- Two: it helps create a ‘mental safety net', knowing that should all your other fights fail (hopefully not!), there are other opportunities to fall back on in a role where you could make valuable contribution.
There is a bonus to this exercise: reading job descriptions at bulk will help you internalize the qualifications/skills that appear most. During your interview this empowers you to articulate what you do and do not know. Additionally, it helps you identify technical concepts to learn and practice on as they could be a relevant to other job opportunities you stumble upon during your job search.
You Got Your Targets! Now What?
In my personal experience, there are two types of people who can decide whether to hire me as a junior developer or not: Recruiters/HR Leads and CTOs/Engineers. Do you know how to communicate with them?

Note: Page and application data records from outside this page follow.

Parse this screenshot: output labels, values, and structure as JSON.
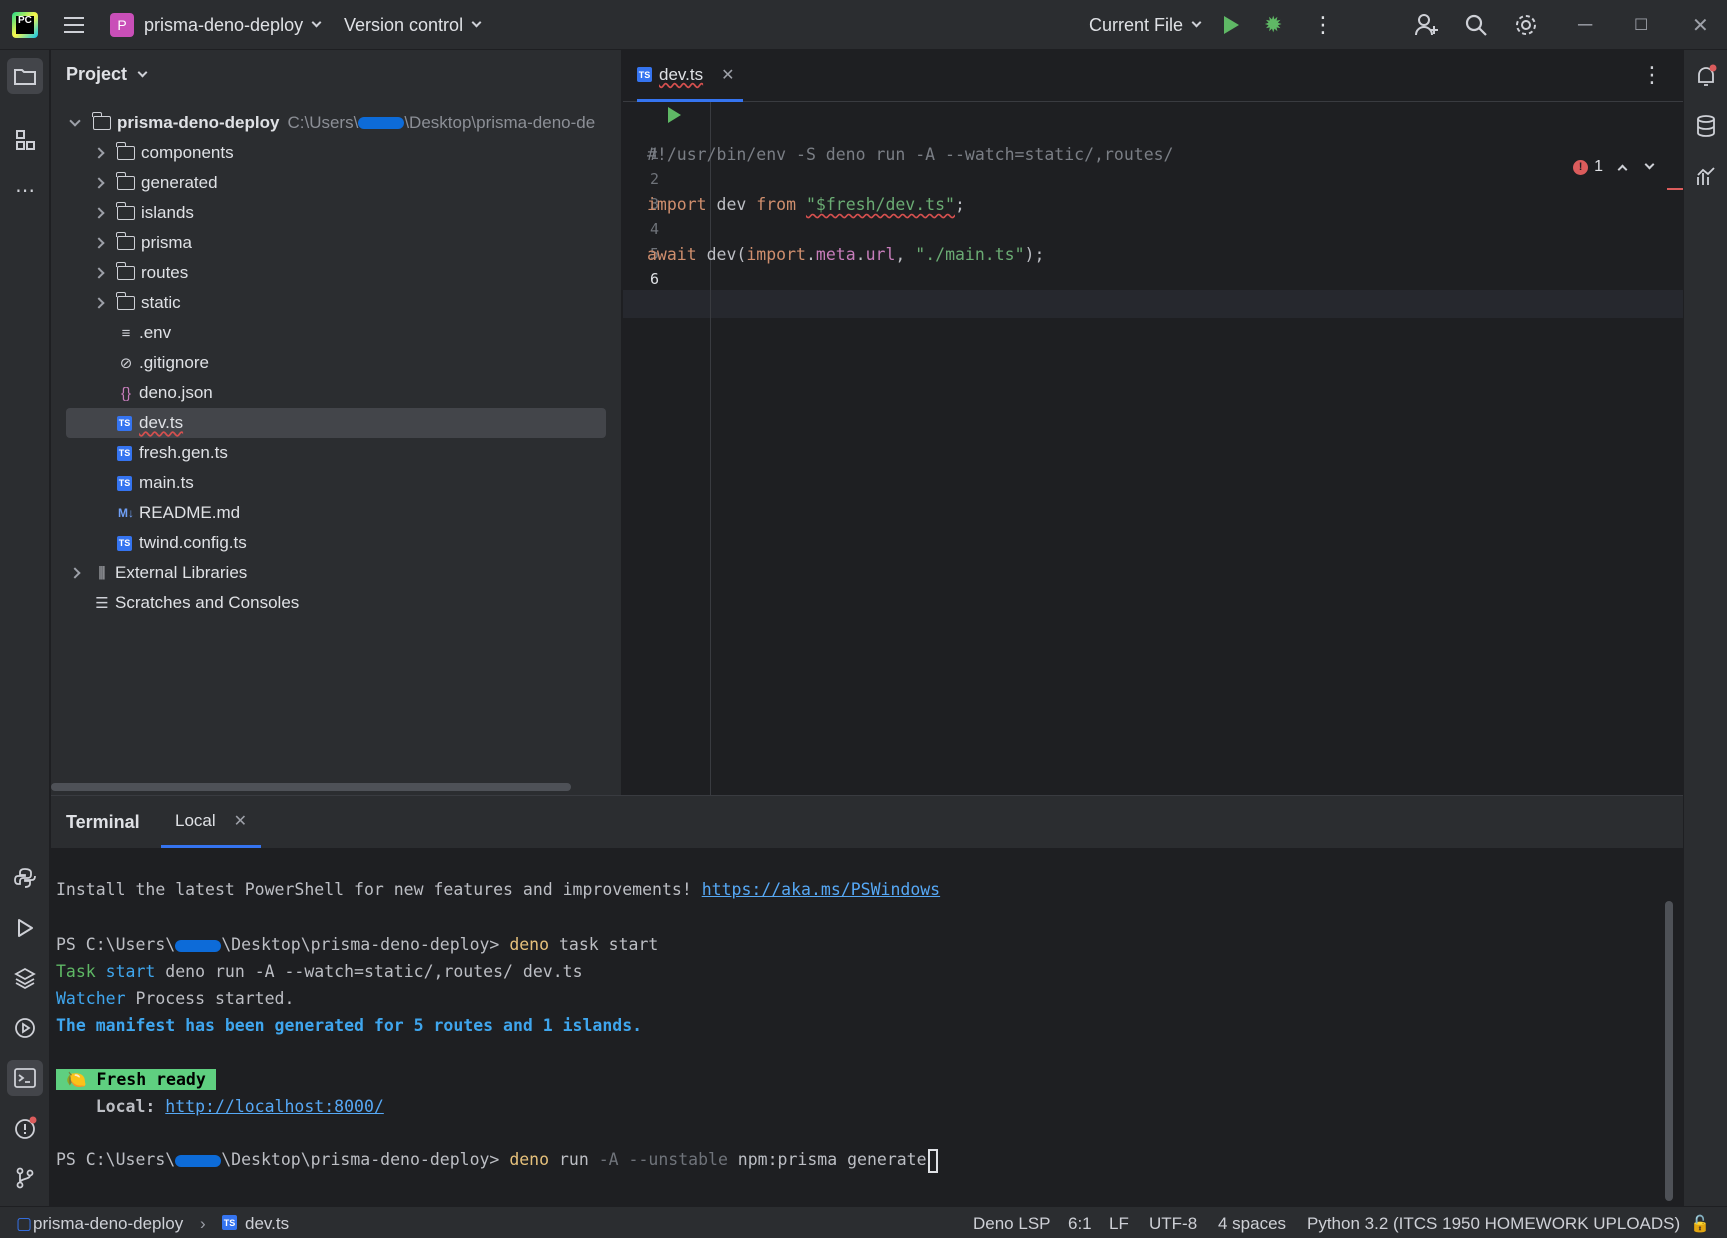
{
  "titlebar": {
    "project_badge": "P",
    "project_name": "prisma-deno-deploy",
    "vcs": "Version control",
    "run_config": "Current File",
    "window": {
      "minimize": "─",
      "maximize": "☐",
      "close": "✕"
    }
  },
  "project_panel": {
    "title": "Project",
    "root": {
      "name": "prisma-deno-deploy",
      "path_prefix": "C:\\Users\\",
      "path_suffix": "\\Desktop\\prisma-deno-de"
    },
    "items": [
      {
        "label": "components",
        "kind": "folder"
      },
      {
        "label": "generated",
        "kind": "folder"
      },
      {
        "label": "islands",
        "kind": "folder"
      },
      {
        "label": "prisma",
        "kind": "folder"
      },
      {
        "label": "routes",
        "kind": "folder"
      },
      {
        "label": "static",
        "kind": "folder"
      },
      {
        "label": ".env",
        "kind": "env"
      },
      {
        "label": ".gitignore",
        "kind": "ignore"
      },
      {
        "label": "deno.json",
        "kind": "json"
      },
      {
        "label": "dev.ts",
        "kind": "ts",
        "selected": true
      },
      {
        "label": "fresh.gen.ts",
        "kind": "ts"
      },
      {
        "label": "main.ts",
        "kind": "ts"
      },
      {
        "label": "README.md",
        "kind": "md"
      },
      {
        "label": "twind.config.ts",
        "kind": "ts"
      }
    ],
    "external_libraries": "External Libraries",
    "scratches": "Scratches and Consoles"
  },
  "editor": {
    "tab": "dev.ts",
    "ts_badge": "TS",
    "error_count": "1",
    "lines": [
      {
        "n": "1",
        "text": "#!/usr/bin/env -S deno run -A --watch=static/,routes/"
      },
      {
        "n": "2",
        "text": ""
      },
      {
        "n": "3",
        "kw1": "import",
        "mid": " dev ",
        "kw2": "from",
        "sp": " ",
        "str": "\"$fresh/dev.ts\"",
        "end": ";"
      },
      {
        "n": "4",
        "text": ""
      },
      {
        "n": "5",
        "kw1": "await",
        "a": " dev(",
        "b": "import",
        "c": ".",
        "d": "meta",
        "e": ".",
        "f": "url",
        "g": ", ",
        "str": "\"./main.ts\"",
        "end": ");"
      },
      {
        "n": "6",
        "text": ""
      }
    ]
  },
  "terminal": {
    "title": "Terminal",
    "tab": "Local",
    "install_msg": "Install the latest PowerShell for new features and improvements! ",
    "install_link": "https://aka.ms/PSWindows",
    "prompt_prefix": "PS C:\\Users\\",
    "prompt_suffix": "\\Desktop\\prisma-deno-deploy> ",
    "cmd1_a": "deno",
    "cmd1_b": " task start",
    "task_a": "Task",
    "task_b": " start",
    "task_c": " deno run -A --watch=static/,routes/ dev.ts",
    "watcher_a": "Watcher",
    "watcher_b": " Process started.",
    "manifest": "The manifest has been generated for 5 routes and 1 islands.",
    "fresh_icon": "🍋",
    "fresh": "Fresh ready",
    "local_label": "    Local: ",
    "local_link": "http://localhost:8000/",
    "cmd2_a": "deno",
    "cmd2_b": " run ",
    "cmd2_c": "-A --unstable",
    "cmd2_d": " npm:prisma generate"
  },
  "statusbar": {
    "project": "prisma-deno-deploy",
    "file": "dev.ts",
    "lsp": "Deno LSP",
    "position": "6:1",
    "line_sep": "LF",
    "encoding": "UTF-8",
    "indent": "4 spaces",
    "interpreter": "Python 3.2 (ITCS 1950 HOMEWORK UPLOADS)"
  }
}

Great communication skills in an interview means effectively conveying why you are the right match for the role. As a candidate I knew that my interview skills were practically non-existent. I consider myself an introvert so in order to get better I had to practice with those who actually had the ability to hire me. This is an important step to validate and invalidate assumptions about yourself as a candidate; get in front of people who have the power to hire you.
I went to a careers fair, armed with a 30-second elevator pitch and some projects to talk about. I delivered my personal elevator pitch, tweaking words and tone each time until it came out effortlessly. After every conversation I had with a potential hiring manager I made notes on what I could improve for the next conversation. What did I say that excited them? What part of my story did they seem to value most? What did the recruiter vs. engineer ask or want to hear about most? Was I using the right vocabulary? Did I reveal too much or too little about a particular subject? Tracking these conversations allowed me to gather the necessary data to communicate intelligently and efficiently with whoever I was chatting with in my interviews.
Expect for there to be two main conversation types that you need to perfect:
1) Cultural Interviews: These are typically done by recruiters; your goal should be to get people excited about wanting to chat with you more as a potential hire.
2) Technical Screens: These interviews are done by members of the engineering team and this is where hopefully you are more comfortable. The goal is no longer to “sell” yourself but to talk about the skills you have.
Fortunately, there are fantastic tools out there to help you prepare for these types of conversations. One experience that Flatiron School provided was a mock technical interview on Skilled. I was paired with an engineer from Airbnb. In this experience I was able to dive into a technical interview and identify what my strengths and weaknesses were while also receiving programming tips and insights from my interviewer based on his professional experience.
Job searching is tough and emotionally draining. For me what was most important was to not compare myself with other. Being honest with yourself and finding ways to make strong connections with companies will empower you to find the career you want and deserve. It is my hope that these strategies help you filter out the noise and have better control of your future. Thank you for the read! If you have any questions please feel free to add me on LinkedIn:
Acknowledgment: Flatiron School and Sara Aharon
By JiaXuan Hon